» Record extracts
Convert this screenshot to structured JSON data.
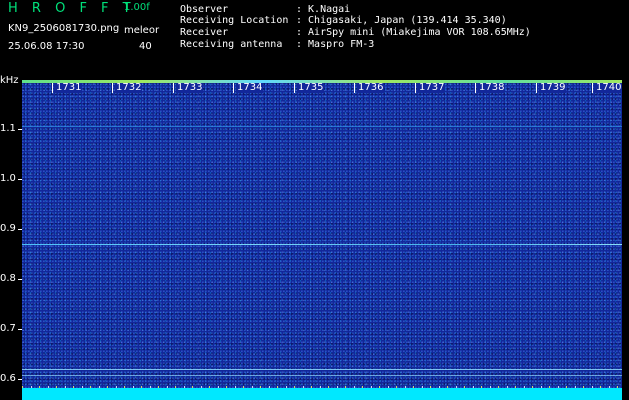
{
  "header": {
    "app_title": "H R O F F T",
    "version": "1.00f",
    "file_name": "KN9_2506081730.png",
    "mode": "meleor",
    "datetime": "25.06.08 17:30",
    "number": "40",
    "info": [
      {
        "label": "Observer",
        "value": ": K.Nagai"
      },
      {
        "label": "Receiving Location",
        "value": ": Chigasaki, Japan (139.414 35.340)"
      },
      {
        "label": "Receiver",
        "value": ": AirSpy mini (Miakejima VOR 108.65MHz)"
      },
      {
        "label": "Receiving antenna",
        "value": ": Maspro FM-3"
      }
    ]
  },
  "spectrogram": {
    "unit": "kHz",
    "y_ticks": [
      "1.1",
      "1.0",
      "0.9",
      "0.8",
      "0.7",
      "0.6"
    ],
    "time_labels": [
      "1731",
      "1732",
      "1733",
      "1734",
      "1735",
      "1736",
      "1737",
      "1738",
      "1739",
      "1740"
    ],
    "colors": {
      "background": "#12279a",
      "signal": "#4fc8ff",
      "noise_floor": "#00e8ff"
    }
  }
}
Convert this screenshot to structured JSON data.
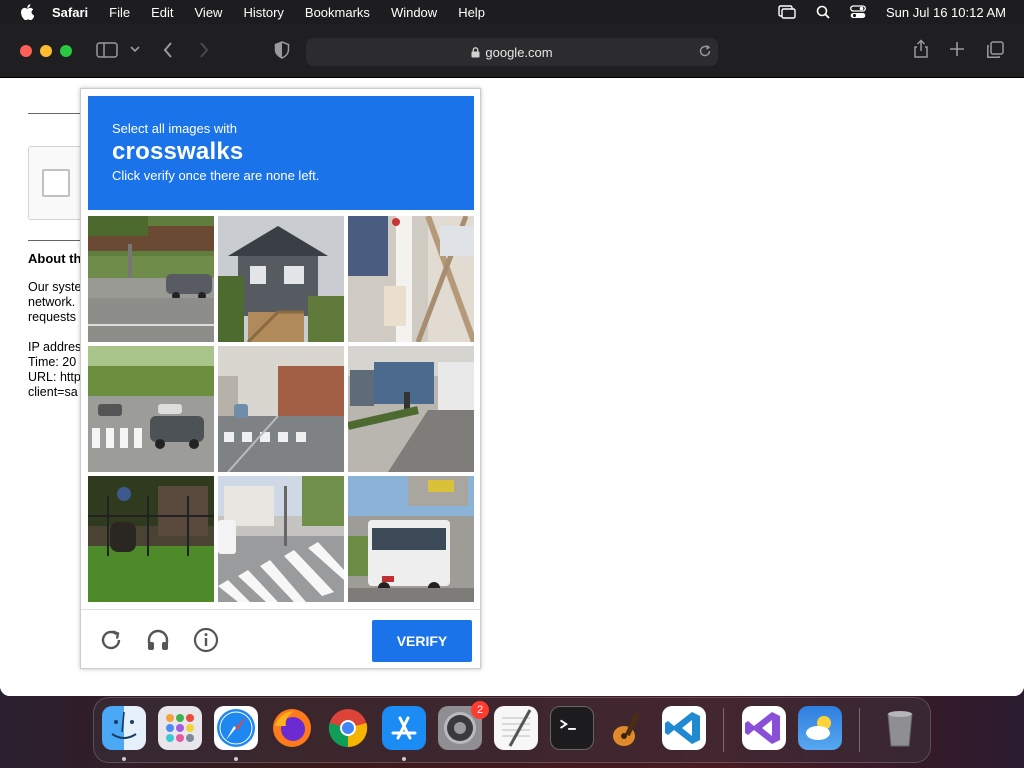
{
  "menubar": {
    "app_name": "Safari",
    "items": [
      "File",
      "Edit",
      "View",
      "History",
      "Bookmarks",
      "Window",
      "Help"
    ],
    "clock": "Sun Jul 16  10:12 AM"
  },
  "browser": {
    "address": "google.com"
  },
  "page": {
    "about_heading": "About th",
    "paragraph_lines": [
      "Our syste",
      "network.",
      "requests"
    ],
    "info_lines": [
      "IP addres",
      "Time: 20",
      "URL: http",
      "client=sa"
    ]
  },
  "captcha": {
    "instruction_line1": "Select all images with",
    "target": "crosswalks",
    "instruction_line3": "Click verify once there are none left.",
    "verify_label": "VERIFY",
    "tiles": [
      {
        "id": "tile-1",
        "scene": "road-with-car"
      },
      {
        "id": "tile-2",
        "scene": "houses"
      },
      {
        "id": "tile-3",
        "scene": "fire-hydrant-fence"
      },
      {
        "id": "tile-4",
        "scene": "crosswalk-trees-car"
      },
      {
        "id": "tile-5",
        "scene": "crosswalk-street"
      },
      {
        "id": "tile-6",
        "scene": "bus-street"
      },
      {
        "id": "tile-7",
        "scene": "grass-fence"
      },
      {
        "id": "tile-8",
        "scene": "crosswalk-intersection"
      },
      {
        "id": "tile-9",
        "scene": "bus"
      }
    ]
  },
  "dock": {
    "apps": [
      "Finder",
      "Launchpad",
      "Safari",
      "Firefox",
      "Chrome",
      "App Store",
      "System Settings",
      "TextEdit",
      "Terminal",
      "GarageBand",
      "Visual Studio Code",
      "Visual Studio",
      "Weather",
      "Trash"
    ],
    "settings_badge": "2"
  },
  "colors": {
    "captcha_blue": "#1a73e8",
    "toolbar": "#1f1f21"
  }
}
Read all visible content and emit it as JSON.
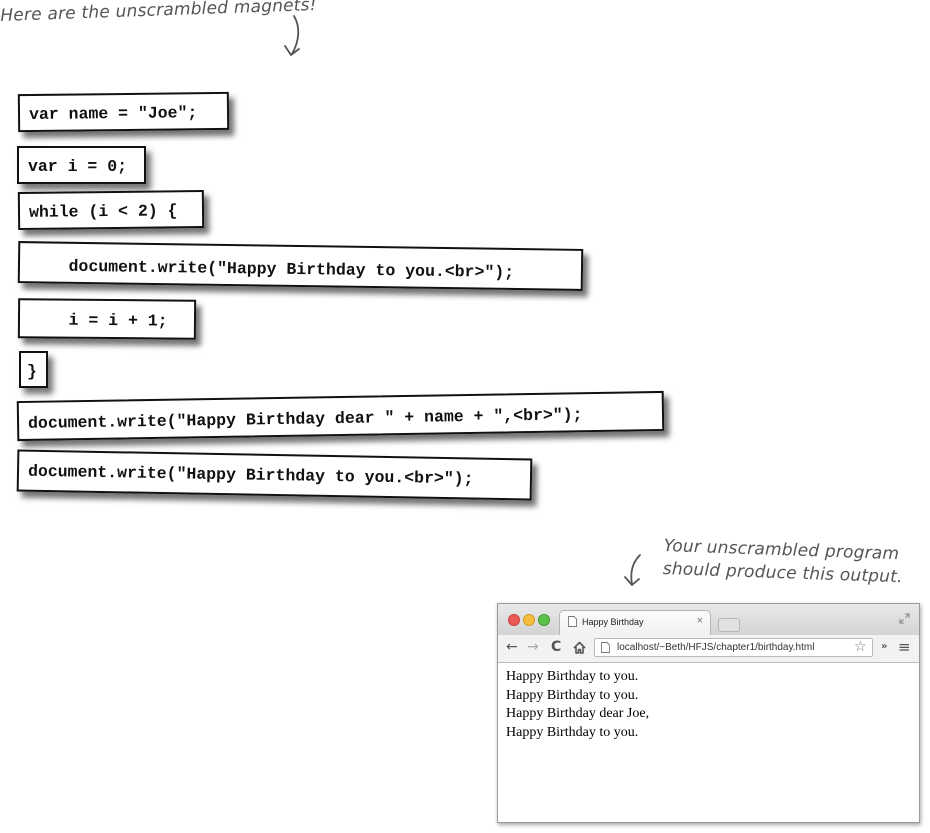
{
  "annotations": {
    "top_note": "Here are the unscrambled magnets!",
    "output_note_line1": "Your unscrambled program",
    "output_note_line2": "should produce this output."
  },
  "magnets": [
    "var name = \"Joe\";",
    "var i = 0;",
    "while (i < 2) {",
    "    document.write(\"Happy Birthday to you.<br>\");",
    "    i = i + 1;",
    "}",
    "document.write(\"Happy Birthday dear \" + name + \",<br>\");",
    "document.write(\"Happy Birthday to you.<br>\");"
  ],
  "browser": {
    "tab_title": "Happy Birthday",
    "tab_close": "×",
    "url": "localhost/~Beth/HFJS/chapter1/birthday.html",
    "output_lines": [
      "Happy Birthday to you.",
      "Happy Birthday to you.",
      "Happy Birthday dear Joe,",
      "Happy Birthday to you."
    ],
    "colors": {
      "close": "#ec5a56",
      "minimize": "#f4bd3d",
      "zoom": "#5ec24a"
    }
  }
}
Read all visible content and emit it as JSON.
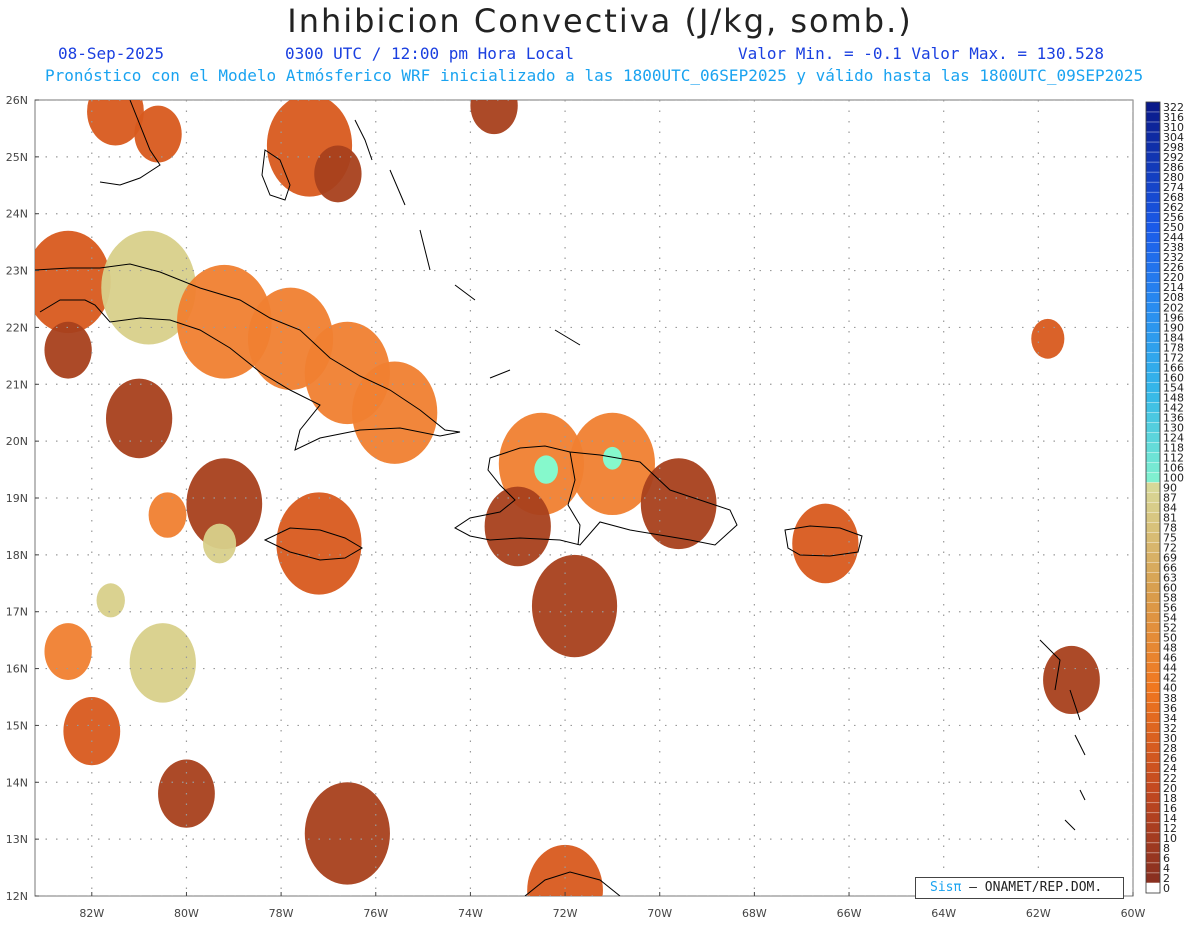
{
  "header": {
    "title": "Inhibicion Convectiva (J/kg, somb.)",
    "date": "08-Sep-2025",
    "time": "0300 UTC / 12:00 pm Hora Local",
    "min_max": "Valor Min. = -0.1  Valor Max. = 130.528",
    "model_info": "Pronóstico con el Modelo Atmósferico WRF inicializado a las 1800UTC_06SEP2025 y válido hasta las  1800UTC_09SEP2025"
  },
  "map": {
    "lat_ticks": [
      "26N",
      "25N",
      "24N",
      "23N",
      "22N",
      "21N",
      "20N",
      "19N",
      "18N",
      "17N",
      "16N",
      "15N",
      "14N",
      "13N",
      "12N"
    ],
    "lon_ticks": [
      "82W",
      "80W",
      "78W",
      "76W",
      "74W",
      "72W",
      "70W",
      "68W",
      "66W",
      "64W",
      "62W",
      "60W"
    ],
    "lat_range": [
      12,
      26
    ],
    "lon_range": [
      -83.2,
      -60
    ],
    "field_color": "#a8401c",
    "coast_color": "#000000",
    "grid_color": "#9a9a9a",
    "cin_cells": [
      {
        "lon": -81.5,
        "lat": 25.8,
        "r": 0.6,
        "v": 20
      },
      {
        "lon": -80.6,
        "lat": 25.4,
        "r": 0.5,
        "v": 25
      },
      {
        "lon": -77.4,
        "lat": 25.2,
        "r": 0.9,
        "v": 30
      },
      {
        "lon": -76.8,
        "lat": 24.7,
        "r": 0.5,
        "v": 18
      },
      {
        "lon": -73.5,
        "lat": 25.9,
        "r": 0.5,
        "v": 12
      },
      {
        "lon": -82.5,
        "lat": 22.8,
        "r": 0.9,
        "v": 30
      },
      {
        "lon": -80.8,
        "lat": 22.7,
        "r": 1.0,
        "v": 62
      },
      {
        "lon": -79.2,
        "lat": 22.1,
        "r": 1.0,
        "v": 55
      },
      {
        "lon": -77.8,
        "lat": 21.8,
        "r": 0.9,
        "v": 58
      },
      {
        "lon": -76.6,
        "lat": 21.2,
        "r": 0.9,
        "v": 50
      },
      {
        "lon": -75.6,
        "lat": 20.5,
        "r": 0.9,
        "v": 40
      },
      {
        "lon": -82.5,
        "lat": 21.6,
        "r": 0.5,
        "v": 15
      },
      {
        "lon": -81.0,
        "lat": 20.4,
        "r": 0.7,
        "v": 15
      },
      {
        "lon": -79.2,
        "lat": 18.9,
        "r": 0.8,
        "v": 18
      },
      {
        "lon": -77.2,
        "lat": 18.2,
        "r": 0.9,
        "v": 25
      },
      {
        "lon": -80.4,
        "lat": 18.7,
        "r": 0.4,
        "v": 40
      },
      {
        "lon": -79.3,
        "lat": 18.2,
        "r": 0.35,
        "v": 70
      },
      {
        "lon": -72.5,
        "lat": 19.6,
        "r": 0.9,
        "v": 45
      },
      {
        "lon": -72.4,
        "lat": 19.5,
        "r": 0.25,
        "v": 110
      },
      {
        "lon": -71.0,
        "lat": 19.6,
        "r": 0.9,
        "v": 40
      },
      {
        "lon": -71.0,
        "lat": 19.7,
        "r": 0.2,
        "v": 105
      },
      {
        "lon": -69.6,
        "lat": 18.9,
        "r": 0.8,
        "v": 18
      },
      {
        "lon": -73.0,
        "lat": 18.5,
        "r": 0.7,
        "v": 15
      },
      {
        "lon": -71.8,
        "lat": 17.1,
        "r": 0.9,
        "v": 15
      },
      {
        "lon": -66.5,
        "lat": 18.2,
        "r": 0.7,
        "v": 20
      },
      {
        "lon": -61.8,
        "lat": 21.8,
        "r": 0.35,
        "v": 30
      },
      {
        "lon": -80.5,
        "lat": 16.1,
        "r": 0.7,
        "v": 65
      },
      {
        "lon": -82.5,
        "lat": 16.3,
        "r": 0.5,
        "v": 45
      },
      {
        "lon": -82.0,
        "lat": 14.9,
        "r": 0.6,
        "v": 20
      },
      {
        "lon": -80.0,
        "lat": 13.8,
        "r": 0.6,
        "v": 18
      },
      {
        "lon": -76.6,
        "lat": 13.1,
        "r": 0.9,
        "v": 15
      },
      {
        "lon": -72.0,
        "lat": 12.1,
        "r": 0.8,
        "v": 20
      },
      {
        "lon": -61.3,
        "lat": 15.8,
        "r": 0.6,
        "v": 18
      },
      {
        "lon": -81.6,
        "lat": 17.2,
        "r": 0.3,
        "v": 60
      }
    ]
  },
  "colorbar": {
    "labels": [
      "322",
      "316",
      "310",
      "304",
      "298",
      "292",
      "286",
      "280",
      "274",
      "268",
      "262",
      "256",
      "250",
      "244",
      "238",
      "232",
      "226",
      "220",
      "214",
      "208",
      "202",
      "196",
      "190",
      "184",
      "178",
      "172",
      "166",
      "160",
      "154",
      "148",
      "142",
      "136",
      "130",
      "124",
      "118",
      "112",
      "106",
      "100",
      "90",
      "87",
      "84",
      "81",
      "78",
      "75",
      "72",
      "69",
      "66",
      "63",
      "60",
      "58",
      "56",
      "54",
      "52",
      "50",
      "48",
      "46",
      "44",
      "42",
      "40",
      "38",
      "36",
      "34",
      "32",
      "30",
      "28",
      "26",
      "24",
      "22",
      "20",
      "18",
      "16",
      "14",
      "12",
      "10",
      "8",
      "6",
      "4",
      "2",
      "0"
    ]
  },
  "credit": {
    "sis": "Sisπ",
    "org": "– ONAMET/REP.DOM."
  }
}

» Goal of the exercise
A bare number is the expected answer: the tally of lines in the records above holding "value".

» Answer box
4